[WHAT YOU HAVE TO DO] Find every line in the records below that contains the word "data", and copy each such line.

[EXERCISE INPUT]
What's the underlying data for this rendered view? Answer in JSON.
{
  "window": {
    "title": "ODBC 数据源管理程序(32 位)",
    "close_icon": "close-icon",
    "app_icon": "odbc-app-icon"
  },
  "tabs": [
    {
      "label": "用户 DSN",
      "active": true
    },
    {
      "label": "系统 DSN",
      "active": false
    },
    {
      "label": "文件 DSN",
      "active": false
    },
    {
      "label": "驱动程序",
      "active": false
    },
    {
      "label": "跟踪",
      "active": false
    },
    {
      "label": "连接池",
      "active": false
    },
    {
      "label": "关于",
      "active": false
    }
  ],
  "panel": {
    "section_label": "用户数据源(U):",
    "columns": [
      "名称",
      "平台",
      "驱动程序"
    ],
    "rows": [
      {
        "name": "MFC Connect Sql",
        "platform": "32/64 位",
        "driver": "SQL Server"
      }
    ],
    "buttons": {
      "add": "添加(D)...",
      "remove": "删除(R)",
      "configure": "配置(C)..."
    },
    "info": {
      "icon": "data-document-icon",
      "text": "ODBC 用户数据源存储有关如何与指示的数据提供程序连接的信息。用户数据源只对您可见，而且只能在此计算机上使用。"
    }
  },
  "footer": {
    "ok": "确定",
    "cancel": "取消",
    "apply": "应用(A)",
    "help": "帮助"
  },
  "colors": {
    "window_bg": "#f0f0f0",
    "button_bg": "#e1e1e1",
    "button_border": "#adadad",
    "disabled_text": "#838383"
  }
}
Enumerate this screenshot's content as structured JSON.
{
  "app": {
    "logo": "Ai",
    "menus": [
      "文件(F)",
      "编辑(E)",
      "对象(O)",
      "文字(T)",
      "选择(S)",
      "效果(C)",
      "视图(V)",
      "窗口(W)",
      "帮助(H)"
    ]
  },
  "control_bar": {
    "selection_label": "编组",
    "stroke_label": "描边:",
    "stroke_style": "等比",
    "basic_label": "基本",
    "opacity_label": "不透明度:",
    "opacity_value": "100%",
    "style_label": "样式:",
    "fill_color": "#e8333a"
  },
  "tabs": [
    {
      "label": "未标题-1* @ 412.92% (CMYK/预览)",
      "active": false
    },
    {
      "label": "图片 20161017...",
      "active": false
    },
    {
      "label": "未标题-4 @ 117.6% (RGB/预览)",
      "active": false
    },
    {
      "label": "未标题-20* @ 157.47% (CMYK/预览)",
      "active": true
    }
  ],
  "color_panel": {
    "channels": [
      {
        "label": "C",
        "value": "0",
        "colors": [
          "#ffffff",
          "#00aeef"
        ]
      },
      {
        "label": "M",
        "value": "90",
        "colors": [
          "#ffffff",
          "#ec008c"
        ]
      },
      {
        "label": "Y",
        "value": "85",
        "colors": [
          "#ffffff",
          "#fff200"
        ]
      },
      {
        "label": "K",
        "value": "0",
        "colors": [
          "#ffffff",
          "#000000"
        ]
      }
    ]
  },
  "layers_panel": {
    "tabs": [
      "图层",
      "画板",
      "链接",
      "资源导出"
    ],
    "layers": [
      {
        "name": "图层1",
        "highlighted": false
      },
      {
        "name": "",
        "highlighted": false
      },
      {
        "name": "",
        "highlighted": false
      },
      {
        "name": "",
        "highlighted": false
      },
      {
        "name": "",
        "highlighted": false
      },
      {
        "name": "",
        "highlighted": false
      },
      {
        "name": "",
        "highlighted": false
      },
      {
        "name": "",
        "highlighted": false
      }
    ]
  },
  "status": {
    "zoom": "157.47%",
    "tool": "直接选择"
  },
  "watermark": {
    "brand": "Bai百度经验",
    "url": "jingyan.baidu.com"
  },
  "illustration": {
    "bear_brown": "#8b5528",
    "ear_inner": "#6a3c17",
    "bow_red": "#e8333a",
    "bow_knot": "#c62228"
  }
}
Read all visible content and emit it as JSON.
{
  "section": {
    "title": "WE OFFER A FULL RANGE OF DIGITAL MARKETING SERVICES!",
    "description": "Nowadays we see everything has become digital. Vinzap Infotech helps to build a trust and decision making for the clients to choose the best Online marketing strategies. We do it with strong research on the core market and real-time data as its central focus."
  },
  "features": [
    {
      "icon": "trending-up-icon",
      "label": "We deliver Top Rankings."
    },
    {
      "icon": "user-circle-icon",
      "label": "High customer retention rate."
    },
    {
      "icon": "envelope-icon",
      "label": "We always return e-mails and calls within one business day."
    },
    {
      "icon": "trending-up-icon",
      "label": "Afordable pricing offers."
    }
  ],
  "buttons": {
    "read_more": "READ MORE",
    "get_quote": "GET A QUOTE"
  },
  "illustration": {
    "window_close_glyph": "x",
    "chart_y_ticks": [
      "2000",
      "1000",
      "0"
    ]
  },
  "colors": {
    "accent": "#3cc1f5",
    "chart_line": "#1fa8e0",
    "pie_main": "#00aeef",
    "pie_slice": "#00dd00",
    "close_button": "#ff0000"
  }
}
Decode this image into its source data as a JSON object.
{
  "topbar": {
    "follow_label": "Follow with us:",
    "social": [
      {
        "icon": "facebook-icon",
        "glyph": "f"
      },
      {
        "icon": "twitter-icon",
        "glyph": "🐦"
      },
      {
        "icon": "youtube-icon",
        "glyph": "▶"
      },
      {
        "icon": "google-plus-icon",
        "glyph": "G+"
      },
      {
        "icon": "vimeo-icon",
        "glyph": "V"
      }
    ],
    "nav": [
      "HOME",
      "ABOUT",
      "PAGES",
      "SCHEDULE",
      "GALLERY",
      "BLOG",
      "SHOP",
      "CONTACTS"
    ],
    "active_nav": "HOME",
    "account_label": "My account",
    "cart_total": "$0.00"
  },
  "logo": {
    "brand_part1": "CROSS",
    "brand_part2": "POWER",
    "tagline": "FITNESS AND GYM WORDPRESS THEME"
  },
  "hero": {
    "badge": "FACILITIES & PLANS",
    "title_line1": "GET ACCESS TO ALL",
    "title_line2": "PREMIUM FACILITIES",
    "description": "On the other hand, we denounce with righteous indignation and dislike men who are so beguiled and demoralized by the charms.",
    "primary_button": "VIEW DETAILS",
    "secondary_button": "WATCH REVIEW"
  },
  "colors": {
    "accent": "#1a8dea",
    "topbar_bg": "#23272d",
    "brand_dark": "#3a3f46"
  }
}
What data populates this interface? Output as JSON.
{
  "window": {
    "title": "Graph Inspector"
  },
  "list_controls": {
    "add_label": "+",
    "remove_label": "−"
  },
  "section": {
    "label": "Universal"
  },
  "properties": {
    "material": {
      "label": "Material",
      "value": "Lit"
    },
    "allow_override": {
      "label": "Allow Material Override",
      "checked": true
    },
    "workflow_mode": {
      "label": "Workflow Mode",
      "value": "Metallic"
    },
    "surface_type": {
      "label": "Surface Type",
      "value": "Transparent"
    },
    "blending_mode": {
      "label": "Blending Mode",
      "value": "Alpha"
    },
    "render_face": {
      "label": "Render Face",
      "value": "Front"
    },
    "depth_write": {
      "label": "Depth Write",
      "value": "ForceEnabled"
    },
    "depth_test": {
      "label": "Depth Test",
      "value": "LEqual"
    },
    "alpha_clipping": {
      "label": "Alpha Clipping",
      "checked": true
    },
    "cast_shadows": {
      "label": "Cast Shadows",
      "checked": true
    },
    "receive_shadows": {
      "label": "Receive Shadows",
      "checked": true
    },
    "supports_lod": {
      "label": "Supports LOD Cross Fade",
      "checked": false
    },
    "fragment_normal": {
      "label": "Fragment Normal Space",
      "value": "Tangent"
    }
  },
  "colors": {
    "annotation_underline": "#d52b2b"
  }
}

[RESULT OF THE TASK]
What's the underlying data for this rendered view? Answer in JSON.
      "icon": "data-document-icon",
    "description": "Nowadays we see everything has become digital. Vinzap Infotech helps to build a trust and decision making for the clients to choose the best Online marketing strategies. We do it with strong research on the core market and real-time data as its central focus."
Decode this image into its source data as a JSON object.
What data populates this interface? Output as JSON.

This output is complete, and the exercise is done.